The title of Deer Tick's new album, Divine Providence, is a pun: The band hails from the capital of Rhode Island. But the other side of the pun is sarcastic. There's little on the album concerning divine providence or care. Nor is the band provident — frugal or prudent — about its talent and music. Group frontman John McCauley continues to sing as though the primary idea is to shred his vocal cords.
An alleged scandal involving doctors, a union president and hundreds of Long Island Rail Road workers led to the arrest of 10 people today on charges related to what officials say was a scam that paid an estimated $1 billion in disability benefits to people who didn't deserve them.

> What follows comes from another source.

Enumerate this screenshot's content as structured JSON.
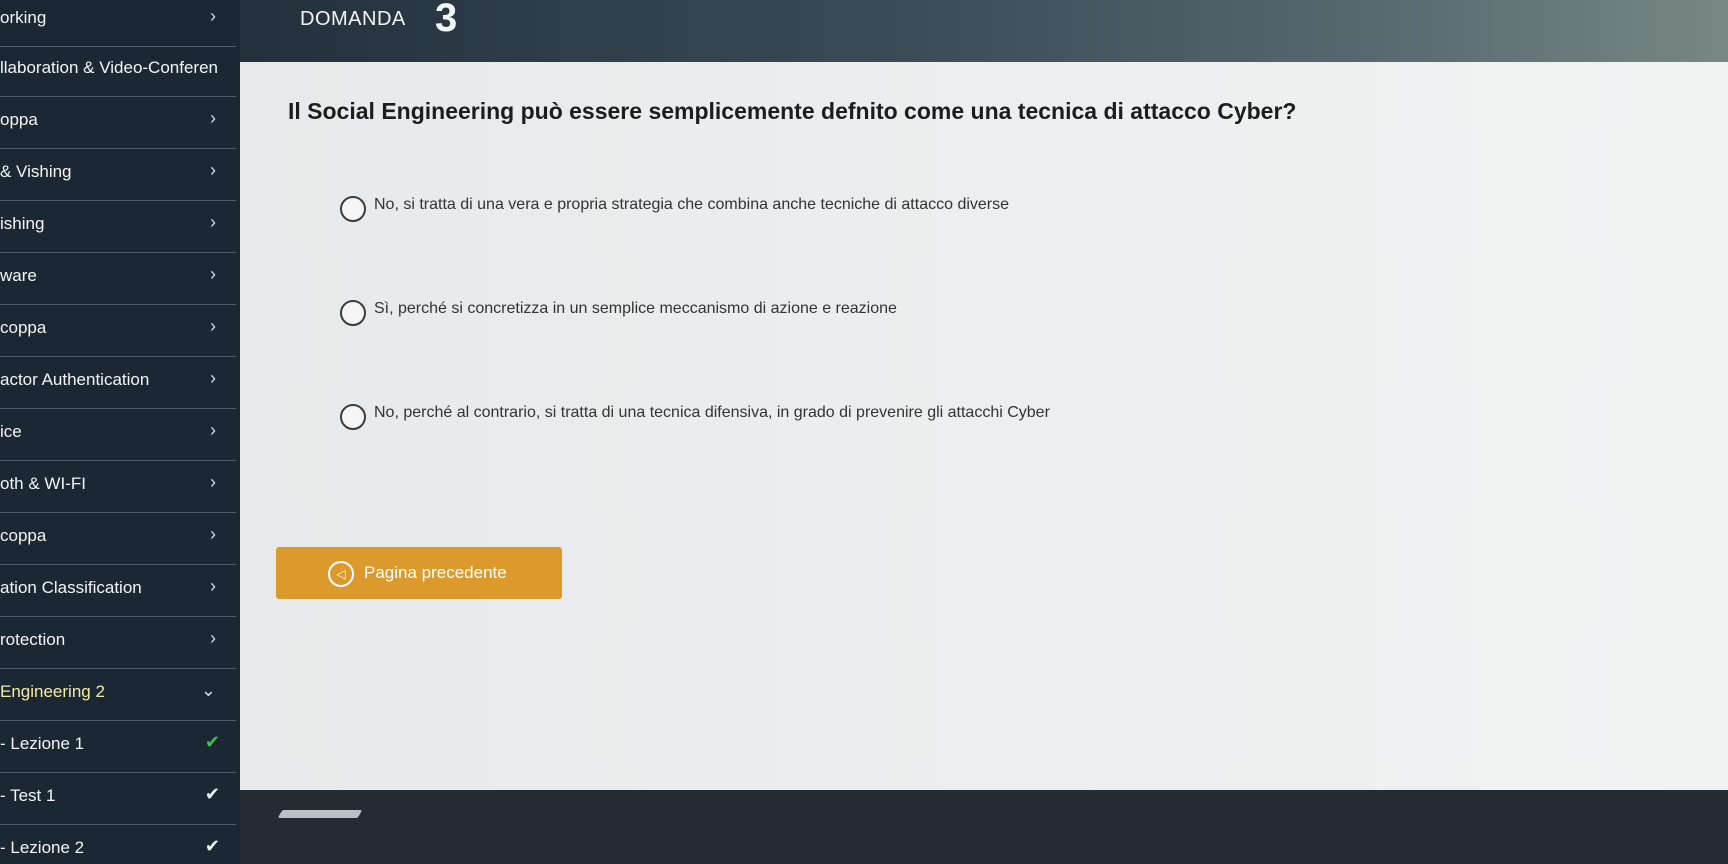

David Carr has a cold. On Sunday night, the media columnist for The New York Timestweeted to his more than 335,000 followers that he realized he probably had a variation of the common cold — because his drugstore was out of his favorite cold remedy.
DeKalb – The author of the Crain's article "Illinois' Business Climate Outshines its Neighbors'" discusses his findings with WNIJ's Dan Klefstad. Reporter John Pletz cites several positives, but warns of problems ahead.
The U.N. Security Council voted unanimously Thursday to lift the no-fly zone over Libya on Oct. 31 and end its authorization of military action to protect civilians.
The council authorized the actions on March 17 in response to an Arab League request to try to halt Moammar Gadhafi's military, which was advancing against rebels and their civilian supporters. The NATO bombing campaign that followed was critical in helping the rebels oust Libyan leader Moammar Gadhafi from power in August.
The Boston Museum of Fine Arts and the Musee d'Orsay in Paris have two of the world's best collections of the work of the French postimpressionist Edgar Degas. The two museums have collaborated on an important show called Degas and the Nude, which includes pieces from major museums and private collections all over the world. Classical music critic Lloyd Schwartz, who lives in Boston, was moved by the show, which also triggered a sweet personal memory.
Young Libyan men who less than a year ago were "hopeless layabouts" are now "marriageable heroes" because they took up arms against the regime of Moammar Gadhafi and toppled the dictator who had ruled Libya for 42 years, journalist Ellen Knickmeyer writes for Foreign Policy magazine.